Unite welcomes news that healthcare workers will now receive recommended one percent pay increase
Latest Retail Price Inflation figures mean HSC workers effectively still suffering a 2.9% standard of living cut
December 13th: Kevin McAdam, Unite Industrial officer with responsibility for the health sector welcomed confirmation that the Department of Health would ensure that £26 million set aside for a one percent pay increase for healthcare workers would be released:
“This is a welcome development for our members in the health and social care services. The one percent pay increase for 2017-18 was recommended by the UK-wide Independent Pay Body but denied until now to workers in Northern Ireland.
“We have sought long and hard to remove the log-jam that left healthcare workers bewildered as they heard £26 million had been allocated to cover the costs of a one percent pay increase but that this could not be released in the absence of an Executive Minister.
“The pay increase, meagre as it is, will be backdated to April 1st of this year and will be worth approximately £300 to workers. It is sure to be welcome to healthcare workers coming as it is in the mouth of Christmas. But the delay in providing the pay increase was completely unnecessary and appears to be politically-inspired.
“Indeed while this announcement is welcome, it is completely inadequate. Healthcare workers are still seeing their pay decrease year-on-year losing 15 percent in pay in real terms since the Banking crisis ten years ago. Yesterday’s UK-wide retail price inflation figure – an index no longer used by the government to calculate pay but one that reflects the real cost price inflation actually experienced by workers – was 3.9%. This means that despite today’s pay increase healthcare workers are effectively losing 2.9% in real terms.

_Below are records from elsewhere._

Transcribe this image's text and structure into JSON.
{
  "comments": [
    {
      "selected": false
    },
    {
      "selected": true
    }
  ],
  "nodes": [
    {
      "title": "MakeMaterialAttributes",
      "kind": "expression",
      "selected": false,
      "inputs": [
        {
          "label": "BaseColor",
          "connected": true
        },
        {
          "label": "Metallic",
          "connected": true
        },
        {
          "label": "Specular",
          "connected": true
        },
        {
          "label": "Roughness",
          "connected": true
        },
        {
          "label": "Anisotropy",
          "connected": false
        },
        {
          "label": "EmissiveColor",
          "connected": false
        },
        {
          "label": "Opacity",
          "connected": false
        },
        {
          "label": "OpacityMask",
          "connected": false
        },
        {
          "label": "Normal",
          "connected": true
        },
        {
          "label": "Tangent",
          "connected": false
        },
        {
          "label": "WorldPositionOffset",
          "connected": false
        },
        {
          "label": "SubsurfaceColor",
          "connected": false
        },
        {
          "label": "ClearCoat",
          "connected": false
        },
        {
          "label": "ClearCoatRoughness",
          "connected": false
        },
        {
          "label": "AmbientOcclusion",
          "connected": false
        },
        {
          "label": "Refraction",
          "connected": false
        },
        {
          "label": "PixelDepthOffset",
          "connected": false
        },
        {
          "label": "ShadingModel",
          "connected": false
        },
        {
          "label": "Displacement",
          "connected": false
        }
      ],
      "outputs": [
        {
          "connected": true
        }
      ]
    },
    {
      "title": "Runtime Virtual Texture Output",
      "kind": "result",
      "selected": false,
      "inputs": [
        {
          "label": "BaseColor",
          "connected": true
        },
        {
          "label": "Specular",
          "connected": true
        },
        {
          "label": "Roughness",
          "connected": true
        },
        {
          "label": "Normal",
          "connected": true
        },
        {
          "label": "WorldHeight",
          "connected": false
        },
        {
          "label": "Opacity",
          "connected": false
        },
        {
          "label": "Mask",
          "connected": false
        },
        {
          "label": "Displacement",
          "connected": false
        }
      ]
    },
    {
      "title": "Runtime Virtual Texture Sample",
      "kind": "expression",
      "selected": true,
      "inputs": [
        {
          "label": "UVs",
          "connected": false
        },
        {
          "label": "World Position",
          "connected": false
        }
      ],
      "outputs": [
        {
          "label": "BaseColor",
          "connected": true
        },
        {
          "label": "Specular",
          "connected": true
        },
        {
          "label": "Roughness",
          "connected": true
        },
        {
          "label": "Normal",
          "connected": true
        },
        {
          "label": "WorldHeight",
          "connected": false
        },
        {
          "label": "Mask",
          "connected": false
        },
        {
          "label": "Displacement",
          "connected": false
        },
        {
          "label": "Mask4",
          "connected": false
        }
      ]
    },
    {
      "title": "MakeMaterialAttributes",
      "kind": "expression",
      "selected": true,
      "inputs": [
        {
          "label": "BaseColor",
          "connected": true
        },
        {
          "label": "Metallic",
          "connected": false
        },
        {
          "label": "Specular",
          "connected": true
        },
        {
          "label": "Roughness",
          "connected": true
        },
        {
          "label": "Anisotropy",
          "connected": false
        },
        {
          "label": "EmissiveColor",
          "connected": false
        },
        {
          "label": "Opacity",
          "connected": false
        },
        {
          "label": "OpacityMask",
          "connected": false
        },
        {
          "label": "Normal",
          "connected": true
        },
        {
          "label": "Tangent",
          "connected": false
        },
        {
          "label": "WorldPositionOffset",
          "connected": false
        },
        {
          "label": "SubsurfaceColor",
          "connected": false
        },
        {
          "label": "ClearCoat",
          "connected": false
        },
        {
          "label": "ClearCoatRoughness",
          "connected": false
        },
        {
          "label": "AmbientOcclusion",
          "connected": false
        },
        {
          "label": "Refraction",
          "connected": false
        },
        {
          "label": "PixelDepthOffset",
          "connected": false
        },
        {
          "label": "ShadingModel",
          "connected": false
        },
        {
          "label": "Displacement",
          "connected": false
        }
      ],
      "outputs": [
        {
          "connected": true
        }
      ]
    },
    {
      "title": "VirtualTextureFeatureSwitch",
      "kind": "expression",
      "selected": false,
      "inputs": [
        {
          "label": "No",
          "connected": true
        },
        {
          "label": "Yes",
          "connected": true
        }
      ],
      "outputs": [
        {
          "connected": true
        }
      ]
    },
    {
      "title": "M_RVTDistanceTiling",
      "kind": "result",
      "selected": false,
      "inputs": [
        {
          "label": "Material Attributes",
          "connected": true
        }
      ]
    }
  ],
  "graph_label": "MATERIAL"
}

“Such pay policy is unsustainable and reflects a Tory government which is determined to engineer a crisis in our precious NHS in order to open it up to private profit. The effect is to be witnessed across our services which are struggling to retain staff. Nowhere is this situation worse than Northern Ireland where pay has fallen behind other UK nations under the watch of the last Executive. We desperately need a functioning Executive to invest in our HSC workforce to ensure we can retain world-class healthcare professionals and staff into the future”.